Most of the oil fields lie near the border. South has claimed Khartoum is arming South Sudanese rebel groups in order to destabilise the new country and retake control of Unity State’s oil fields.

Khartoum denies this and counters that Juba aids rebels in its territory. South Sudan also denies this and has accused Sudan’s Armed Forces of bombing South Sudanese territory in recent months.

Macar Aciek Ader, an undersecretary at South Sudan’s oil ministry told the press briefing in Juba the world’s newest country would incur “huge economic” damage if Khartoum continued its stance. South Sudan is one of the poorest regions in the world, with oil accounting for around 98% of the government’s annual budget.

“I really do not know what would happen if Khartoum continues to behave like this. I do not know how much loss it would be, but I think our country would incur huge economic impact”, Ader said.

Minister Dau warned that countries or companies who purchase oil from Khartoum that was “stolen from South Sudan” would face legal action.

“The Government of Sudan and all those that benefit from such illegal acquisitions will find no refuge from South Sudan’s legal authorities and will enjoy no future business with the Government of South Sudan,” the minister warned.
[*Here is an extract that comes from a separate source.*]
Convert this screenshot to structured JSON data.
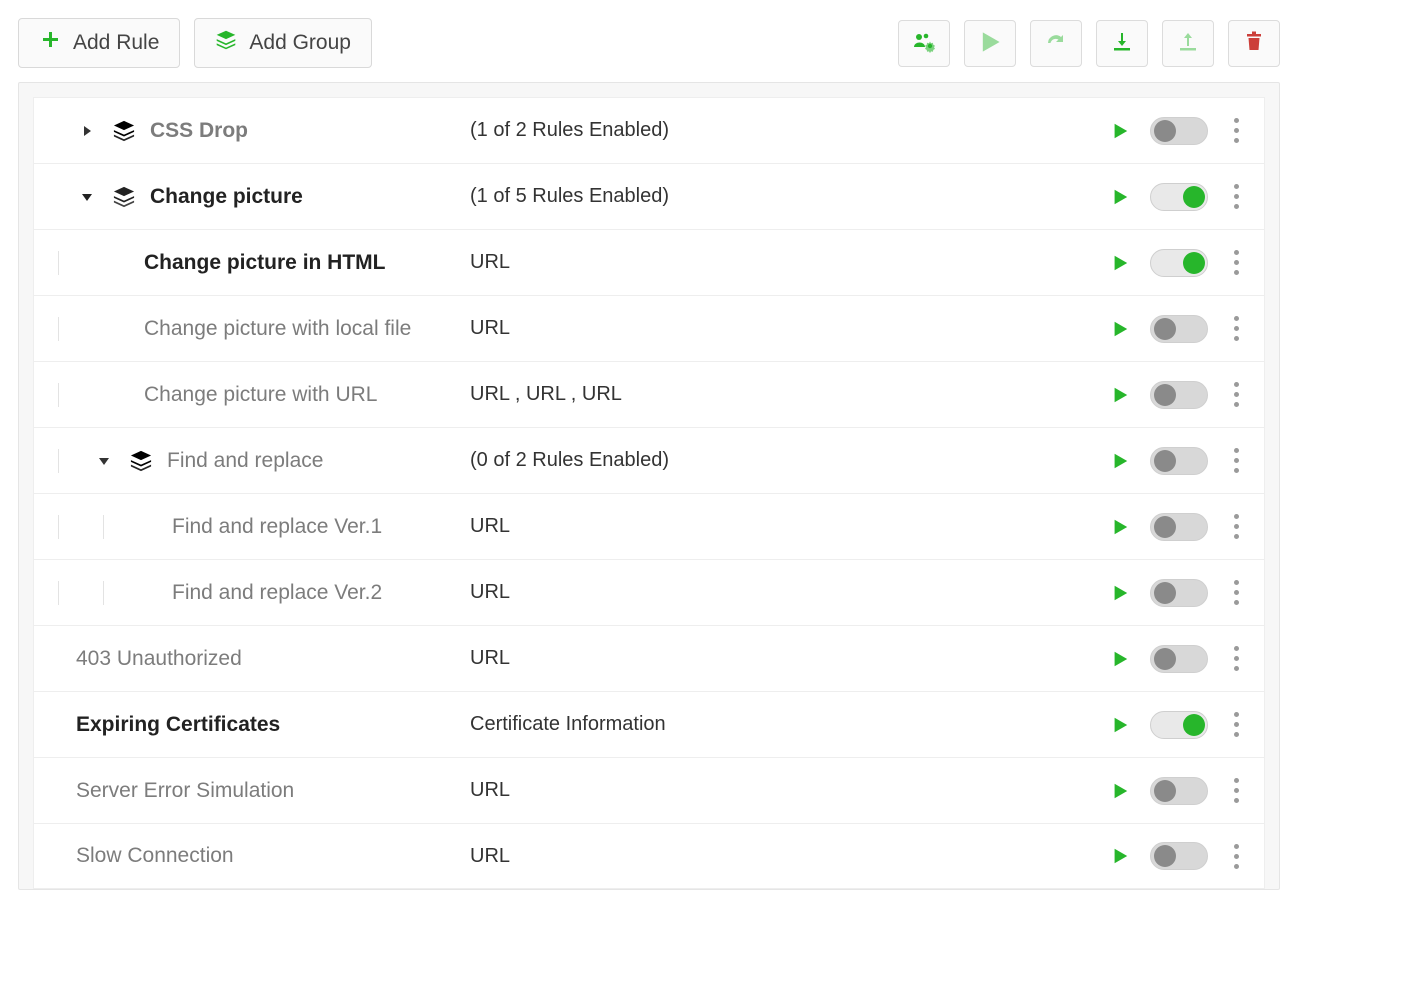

He denied reports alleging that his country was not paying Khartoum charges for using its oil infrastructure including transport and processing fees.

“It is disappointing to mention that Khartoum continues to deny that South Sudan pays charges for the use of its infrastructures. South Sudan is already being charged and is paying pipeline operators significant fees to produce and transport it[s] oil through Sudan but Khartoum remains spreading lies that South Sudan is not paying for the use of its infrastructure”, the minister said.

Barnaba Marial Benjamin, South Sudan’s minister of information, at the same briefing warned Khartoum to treat the world’s newest nation like an independent state with its own territorial sovereignty and resources. He repeated the allegation that north Sudan’s army intended to invade his country because of oil, however, he said that South Sudan’s military (SPLA) would not let this happen.

“Khartoum thinks that it can invade South Sudan like what Iraq did to Kuwait in 1990. Don’t we know what happened to Iraq? Where is Saddam Hussein now”, minister Marial said.

Marial argued the fact that his country was willing to offer financial assistance of 2.6 billion cash and to write off 2.8 billion of debts and arrears, he said Khartoum owes the people of South Sudan, should be seen as an indication of a country willing to forge better relations with her neighbour.

Additional reporting by Julius N. Uma